Learning the Basics of Poker


Poker is a game of strategy and skill that requires players to understand their own hands, the odds against them, and the betting patterns of their opponents. In addition, it helps to teach a player how to manage risk and make smart decisions based on logic rather than emotion.

Poker can be played for real money or for free, and it is a popular activity in many countries. It can also help to improve your social skills, as people from all walks of life and backgrounds play the game.

Discipline & Logical Thinking

A person who plays poker will learn to discipline themselves by making a long-term plan before they play. This will help them avoid making quick decisions that could be costly. This is particularly important for a game like poker, which can be extremely mentally stimulating and require long-term commitment.

This type of discipline will also apply to other aspects of a person’s life, including finances and business dealings. It will help you avoid making impulse decisions, which can be harmful to your financial situation and overall well-being.

Observing Others

Professional poker players know how to observe their opponents’ behavior and hone in on any tells that might indicate a bluff or a strong hand. They can use this information to make better decisions and win more often.

It can be difficult to pick up on other players’ behavior and reactions, but it is a vital part of understanding how to play the game. By observing the way other players react to different cards and their betting habits, you can get a good sense of what their strengths are.

You can also use this information to predict what cards they may hold in the future. This will help you decide whether to raise your bet or fold.

Using this information to your advantage can improve your chances of winning the game, and will help you avoid losing too much money too quickly. This is important in a game like poker, where you can lose large amounts of money, even if you are a skilled player.

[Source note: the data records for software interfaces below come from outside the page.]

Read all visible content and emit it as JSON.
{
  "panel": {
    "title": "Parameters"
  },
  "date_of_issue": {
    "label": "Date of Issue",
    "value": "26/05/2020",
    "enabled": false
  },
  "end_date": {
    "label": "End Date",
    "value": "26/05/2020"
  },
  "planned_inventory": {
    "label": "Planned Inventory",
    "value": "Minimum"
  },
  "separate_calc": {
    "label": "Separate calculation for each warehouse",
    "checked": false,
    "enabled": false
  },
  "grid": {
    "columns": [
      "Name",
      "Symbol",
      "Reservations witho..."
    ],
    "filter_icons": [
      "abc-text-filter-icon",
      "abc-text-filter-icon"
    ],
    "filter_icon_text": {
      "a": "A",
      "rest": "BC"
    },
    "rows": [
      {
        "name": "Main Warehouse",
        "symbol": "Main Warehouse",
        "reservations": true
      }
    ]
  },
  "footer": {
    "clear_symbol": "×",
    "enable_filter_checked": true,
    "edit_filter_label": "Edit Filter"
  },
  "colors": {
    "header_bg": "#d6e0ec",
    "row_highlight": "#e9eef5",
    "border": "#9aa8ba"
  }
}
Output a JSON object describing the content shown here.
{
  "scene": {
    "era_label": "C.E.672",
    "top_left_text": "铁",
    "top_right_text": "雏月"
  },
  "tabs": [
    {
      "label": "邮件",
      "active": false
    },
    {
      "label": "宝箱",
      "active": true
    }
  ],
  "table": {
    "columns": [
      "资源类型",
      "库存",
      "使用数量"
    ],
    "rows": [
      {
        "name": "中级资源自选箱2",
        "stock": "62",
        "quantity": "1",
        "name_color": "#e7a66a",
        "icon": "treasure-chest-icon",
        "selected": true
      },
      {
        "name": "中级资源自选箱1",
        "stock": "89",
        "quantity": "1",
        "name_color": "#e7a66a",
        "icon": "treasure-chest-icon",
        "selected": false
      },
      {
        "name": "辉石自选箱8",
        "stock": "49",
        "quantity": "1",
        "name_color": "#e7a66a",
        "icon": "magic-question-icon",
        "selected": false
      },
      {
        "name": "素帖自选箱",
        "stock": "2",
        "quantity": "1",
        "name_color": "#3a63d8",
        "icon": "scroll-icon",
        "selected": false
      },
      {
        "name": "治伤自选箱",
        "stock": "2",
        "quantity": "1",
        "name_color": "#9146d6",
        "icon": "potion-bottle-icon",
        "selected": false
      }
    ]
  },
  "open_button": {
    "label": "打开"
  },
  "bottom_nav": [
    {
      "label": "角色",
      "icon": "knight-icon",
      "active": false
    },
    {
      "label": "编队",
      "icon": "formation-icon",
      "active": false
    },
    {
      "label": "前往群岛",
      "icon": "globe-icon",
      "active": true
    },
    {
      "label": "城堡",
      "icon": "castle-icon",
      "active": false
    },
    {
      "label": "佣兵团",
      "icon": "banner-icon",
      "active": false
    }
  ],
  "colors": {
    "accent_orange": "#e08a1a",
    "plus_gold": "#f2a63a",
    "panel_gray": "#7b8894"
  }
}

Learning to be a “Slow-Player”

Another aspect of poker that is important for aspiring players is the ability to play slowly. This can be especially useful when you have a marginal-made hand, as you may not want to bet heavily against a lot of aggressive players. Slow-playing can also be used to induce weaker hands to call or raise, to increase the pot.

This can be done in a variety of ways, but it usually involves examining other people’s cards and their betting patterns, and making adjustments to your own strategy accordingly. This is essential for developing a solid poker strategy and increasing your odds of winning.

In addition, a slow-playing strategy can help you avoid bluffing other players, as it will reduce the amount of suckout you do. This can be a crucial step in boosting your bankroll, and it is an excellent strategy to follow when playing for fun or with friends.